### Provided data

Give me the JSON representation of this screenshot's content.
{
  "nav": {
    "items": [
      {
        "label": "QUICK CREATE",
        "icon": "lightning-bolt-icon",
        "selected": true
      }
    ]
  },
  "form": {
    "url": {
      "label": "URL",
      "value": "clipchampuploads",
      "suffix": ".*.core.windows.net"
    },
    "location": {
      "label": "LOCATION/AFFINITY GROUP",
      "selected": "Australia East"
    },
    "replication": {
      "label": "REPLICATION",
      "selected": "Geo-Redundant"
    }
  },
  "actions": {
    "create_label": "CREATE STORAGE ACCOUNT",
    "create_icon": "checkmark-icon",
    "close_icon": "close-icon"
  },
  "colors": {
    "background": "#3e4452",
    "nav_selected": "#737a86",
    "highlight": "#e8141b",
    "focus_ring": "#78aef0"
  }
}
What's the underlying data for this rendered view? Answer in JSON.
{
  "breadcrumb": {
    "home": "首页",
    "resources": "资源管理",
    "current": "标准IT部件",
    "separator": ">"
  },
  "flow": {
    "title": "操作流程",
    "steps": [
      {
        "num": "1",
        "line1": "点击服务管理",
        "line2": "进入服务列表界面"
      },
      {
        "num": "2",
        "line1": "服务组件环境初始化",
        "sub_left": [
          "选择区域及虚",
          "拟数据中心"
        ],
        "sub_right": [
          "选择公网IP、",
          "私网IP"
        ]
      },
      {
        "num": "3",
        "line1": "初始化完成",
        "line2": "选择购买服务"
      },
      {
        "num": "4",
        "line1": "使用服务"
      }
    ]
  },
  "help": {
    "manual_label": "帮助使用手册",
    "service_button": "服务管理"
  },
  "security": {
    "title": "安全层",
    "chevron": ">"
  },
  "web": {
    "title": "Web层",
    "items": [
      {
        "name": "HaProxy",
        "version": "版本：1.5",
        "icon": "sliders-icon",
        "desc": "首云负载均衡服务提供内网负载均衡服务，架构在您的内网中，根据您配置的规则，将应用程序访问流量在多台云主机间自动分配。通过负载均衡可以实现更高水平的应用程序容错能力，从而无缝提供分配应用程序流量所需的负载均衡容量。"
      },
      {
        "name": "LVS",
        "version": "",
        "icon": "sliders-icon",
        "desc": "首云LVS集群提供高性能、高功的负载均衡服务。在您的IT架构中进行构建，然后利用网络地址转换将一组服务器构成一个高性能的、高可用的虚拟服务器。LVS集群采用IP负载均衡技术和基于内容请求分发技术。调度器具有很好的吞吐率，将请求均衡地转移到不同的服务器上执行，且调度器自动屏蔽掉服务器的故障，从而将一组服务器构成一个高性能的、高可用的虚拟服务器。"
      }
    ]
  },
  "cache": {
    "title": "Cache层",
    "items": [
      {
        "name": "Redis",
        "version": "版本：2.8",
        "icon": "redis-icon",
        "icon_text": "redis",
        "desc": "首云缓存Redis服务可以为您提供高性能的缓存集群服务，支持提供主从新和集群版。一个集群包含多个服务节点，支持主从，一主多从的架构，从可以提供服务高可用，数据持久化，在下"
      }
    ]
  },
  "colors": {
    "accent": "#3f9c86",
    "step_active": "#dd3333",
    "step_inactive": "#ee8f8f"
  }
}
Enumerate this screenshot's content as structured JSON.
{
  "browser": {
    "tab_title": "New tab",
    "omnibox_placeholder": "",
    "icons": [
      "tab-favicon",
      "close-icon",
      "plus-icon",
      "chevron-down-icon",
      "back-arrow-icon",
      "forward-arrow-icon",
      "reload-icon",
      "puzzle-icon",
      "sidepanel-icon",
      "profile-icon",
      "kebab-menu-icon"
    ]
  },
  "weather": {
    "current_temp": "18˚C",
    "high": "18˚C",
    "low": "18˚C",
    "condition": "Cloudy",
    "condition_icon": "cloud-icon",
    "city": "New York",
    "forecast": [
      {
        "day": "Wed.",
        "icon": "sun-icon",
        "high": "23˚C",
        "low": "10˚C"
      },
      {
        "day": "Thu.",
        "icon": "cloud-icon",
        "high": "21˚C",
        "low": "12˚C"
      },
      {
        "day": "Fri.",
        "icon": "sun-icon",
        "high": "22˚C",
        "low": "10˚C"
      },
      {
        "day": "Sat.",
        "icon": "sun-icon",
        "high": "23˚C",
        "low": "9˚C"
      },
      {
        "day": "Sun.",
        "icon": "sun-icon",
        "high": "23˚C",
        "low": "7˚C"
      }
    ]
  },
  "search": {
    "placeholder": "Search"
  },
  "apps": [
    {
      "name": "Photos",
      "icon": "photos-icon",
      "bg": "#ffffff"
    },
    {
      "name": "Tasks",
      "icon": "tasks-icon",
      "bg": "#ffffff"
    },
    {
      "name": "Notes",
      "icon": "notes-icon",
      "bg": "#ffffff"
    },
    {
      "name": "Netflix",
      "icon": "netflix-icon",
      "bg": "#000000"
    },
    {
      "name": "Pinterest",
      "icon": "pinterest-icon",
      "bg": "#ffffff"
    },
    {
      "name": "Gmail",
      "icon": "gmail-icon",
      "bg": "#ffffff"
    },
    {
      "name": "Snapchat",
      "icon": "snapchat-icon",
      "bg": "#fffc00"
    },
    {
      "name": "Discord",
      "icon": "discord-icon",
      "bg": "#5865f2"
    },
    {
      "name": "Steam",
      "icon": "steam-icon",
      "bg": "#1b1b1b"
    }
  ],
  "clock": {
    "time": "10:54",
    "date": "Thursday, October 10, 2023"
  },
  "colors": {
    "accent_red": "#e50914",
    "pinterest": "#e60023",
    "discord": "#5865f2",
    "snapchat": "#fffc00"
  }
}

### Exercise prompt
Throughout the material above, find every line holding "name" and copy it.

### Output of the task
        "name": "HaProxy",
        "name": "LVS",
        "name": "Redis",
      "name": "Photos",
      "name": "Tasks",
      "name": "Notes",
      "name": "Netflix",
      "name": "Pinterest",
      "name": "Gmail",
      "name": "Snapchat",
      "name": "Discord",
      "name": "Steam",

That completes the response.